PLANO, Texas, July 6, 2017 /PRNewswire/ — Toyota, in partnership with United Way of Metropolitan Dallas, along with its formal grand opening today, announced the winner of its $1 million Impact Grant. In Collin County, there are approximately 3,000 women, many with young children, who are homeless. This is in stark contrast to an area where many large companies are locating and thousands of new homes are being built. The grant is intended to implement a program aimed at creating self-sustaining independence for these homeless women and their children. The grant-winners are a part of the newly formed Collin County Mobility Collaborative.
The winners group currently includes Agape Resource and Assistance Center, Family Promise of Collin County, Hope’s Door New Beginning Center, and Shiloh Place of McKinney.

“We created this grant to encourage collaboration among nonprofits with a focus on pressing mobility issues in North Texas,” said Al Smith, group vice president, Social Innovation, Toyota Motor North America.  “This holistic program aims to empower homeless women and their children to overcome crisis and poverty, helping them gain both physical and upward mobility.”

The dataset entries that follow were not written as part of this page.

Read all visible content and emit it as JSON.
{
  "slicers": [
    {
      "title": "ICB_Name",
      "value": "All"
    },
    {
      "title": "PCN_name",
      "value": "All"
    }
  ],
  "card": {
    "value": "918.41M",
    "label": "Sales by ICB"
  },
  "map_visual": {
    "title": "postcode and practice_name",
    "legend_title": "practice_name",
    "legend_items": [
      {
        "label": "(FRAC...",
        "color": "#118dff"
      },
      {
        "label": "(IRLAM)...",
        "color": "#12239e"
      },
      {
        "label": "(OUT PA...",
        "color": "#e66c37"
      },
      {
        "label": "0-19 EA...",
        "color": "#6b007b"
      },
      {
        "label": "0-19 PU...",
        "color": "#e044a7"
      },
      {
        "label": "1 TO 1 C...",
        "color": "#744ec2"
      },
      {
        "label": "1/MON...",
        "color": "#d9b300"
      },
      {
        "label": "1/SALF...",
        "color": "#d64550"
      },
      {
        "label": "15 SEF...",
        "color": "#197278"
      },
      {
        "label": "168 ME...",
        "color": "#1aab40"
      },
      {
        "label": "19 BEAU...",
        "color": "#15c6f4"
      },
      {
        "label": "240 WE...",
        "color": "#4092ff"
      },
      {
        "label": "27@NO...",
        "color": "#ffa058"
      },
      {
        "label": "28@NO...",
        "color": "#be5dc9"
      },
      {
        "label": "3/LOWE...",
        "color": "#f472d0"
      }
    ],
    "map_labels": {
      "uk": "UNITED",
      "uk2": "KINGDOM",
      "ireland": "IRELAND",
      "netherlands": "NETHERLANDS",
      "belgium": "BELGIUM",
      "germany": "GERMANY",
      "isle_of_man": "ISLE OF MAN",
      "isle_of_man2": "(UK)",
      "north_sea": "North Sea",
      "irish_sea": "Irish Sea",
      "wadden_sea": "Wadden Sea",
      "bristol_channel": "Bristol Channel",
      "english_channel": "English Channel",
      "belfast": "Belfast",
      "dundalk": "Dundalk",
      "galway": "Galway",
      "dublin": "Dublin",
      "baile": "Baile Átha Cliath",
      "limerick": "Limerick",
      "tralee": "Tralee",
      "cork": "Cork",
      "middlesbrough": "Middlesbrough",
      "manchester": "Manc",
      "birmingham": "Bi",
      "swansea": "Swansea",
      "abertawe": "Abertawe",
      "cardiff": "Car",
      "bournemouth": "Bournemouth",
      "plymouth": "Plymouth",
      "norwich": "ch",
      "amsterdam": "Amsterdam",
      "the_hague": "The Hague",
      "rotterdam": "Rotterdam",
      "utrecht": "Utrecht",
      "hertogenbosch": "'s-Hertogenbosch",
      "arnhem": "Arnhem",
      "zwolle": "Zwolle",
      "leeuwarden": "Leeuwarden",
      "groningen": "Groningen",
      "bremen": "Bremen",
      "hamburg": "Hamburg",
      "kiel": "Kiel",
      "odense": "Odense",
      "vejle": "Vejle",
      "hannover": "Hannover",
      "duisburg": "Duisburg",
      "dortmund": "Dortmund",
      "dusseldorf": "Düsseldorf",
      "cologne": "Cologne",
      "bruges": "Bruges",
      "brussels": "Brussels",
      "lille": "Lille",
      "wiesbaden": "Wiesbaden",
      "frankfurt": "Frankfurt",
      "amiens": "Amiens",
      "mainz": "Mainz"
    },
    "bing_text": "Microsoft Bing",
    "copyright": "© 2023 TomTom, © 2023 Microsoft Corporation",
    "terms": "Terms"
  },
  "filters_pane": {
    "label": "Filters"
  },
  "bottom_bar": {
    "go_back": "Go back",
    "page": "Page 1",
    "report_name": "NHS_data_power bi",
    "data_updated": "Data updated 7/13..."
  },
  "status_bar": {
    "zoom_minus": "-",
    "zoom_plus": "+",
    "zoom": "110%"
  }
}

Announced in January to engage the community in North Texas, the grant initiative ties into Toyota’s national focus of mobility for all.  It aims to empower like-minded partners to collaborate on physical and/or social mobility issues in the local community.

The multi-pronged program includes efforts to:

• Provide safe and stable housing;
• Assist with reliable and affordable transportation;
• Facilitate childcare and youth development; and
• Improve earning capacity through education, job training, certification and job placement.

The grant is a joint initiative between Toyota Motor North America and Toyota Financial Services, administered in partnership with United Way of Metropolitan Dallas, and provides funds over a two-year period.

“By combining resources and sharing expertise, we can achieve greater collective impact to improve the lives of these women, their children, and generations to come,” said Karen Ideno, vice president of product, marketing, corporate social responsibility and communications, Toyota Financial Services. “We look forward to working with the collaborative, applying assets beyond dollars, to make a difference right here in our new backyard.”

Applicants, whether non-profit, academic, social entrepreneurs, or others, were to submit unique ideas to help create new solutions to existing problems through collaboration. United Way was part of the independent panel and the process to review the applications for the grant. The grant’s terms required two to five collaborative partners to come together to solve complex issues.

“Solving complex community challenges requires much more than investing in a single program,” said Susan Hoff, chief strategy, impact and operations officer, United Way of Metropolitan Dallas. “Strong collaborations, such as the Collin County Mobility Collaborative, provide a multi-faceted approach to addressing pervasive and devastating issues through both direct services and systemic interventions.  United Way of Metropolitan Dallas is proud to partner with Toyota to identify effective solutions that will make a lasting difference for families.”

Collin County Mobility Collaborative was selected from more than 40 applications, representing approximately 150 nonprofits, academic institutions and social entrepreneurs.

“Despite the rapid growth of Collin County, there are many women and children in need,” said Janet Collinsworth, founder & executive director, Agape Resource and Assistance Center. “Our approach taps into the strengths of each of our organizations, providing a holistic approach that addresses housing, transportation, childcare, education and support services.  Through this effort our hope is not only to empower these women, but also to create a model of collaboration with a program that can be replicated.”

Related Articles

Back to top button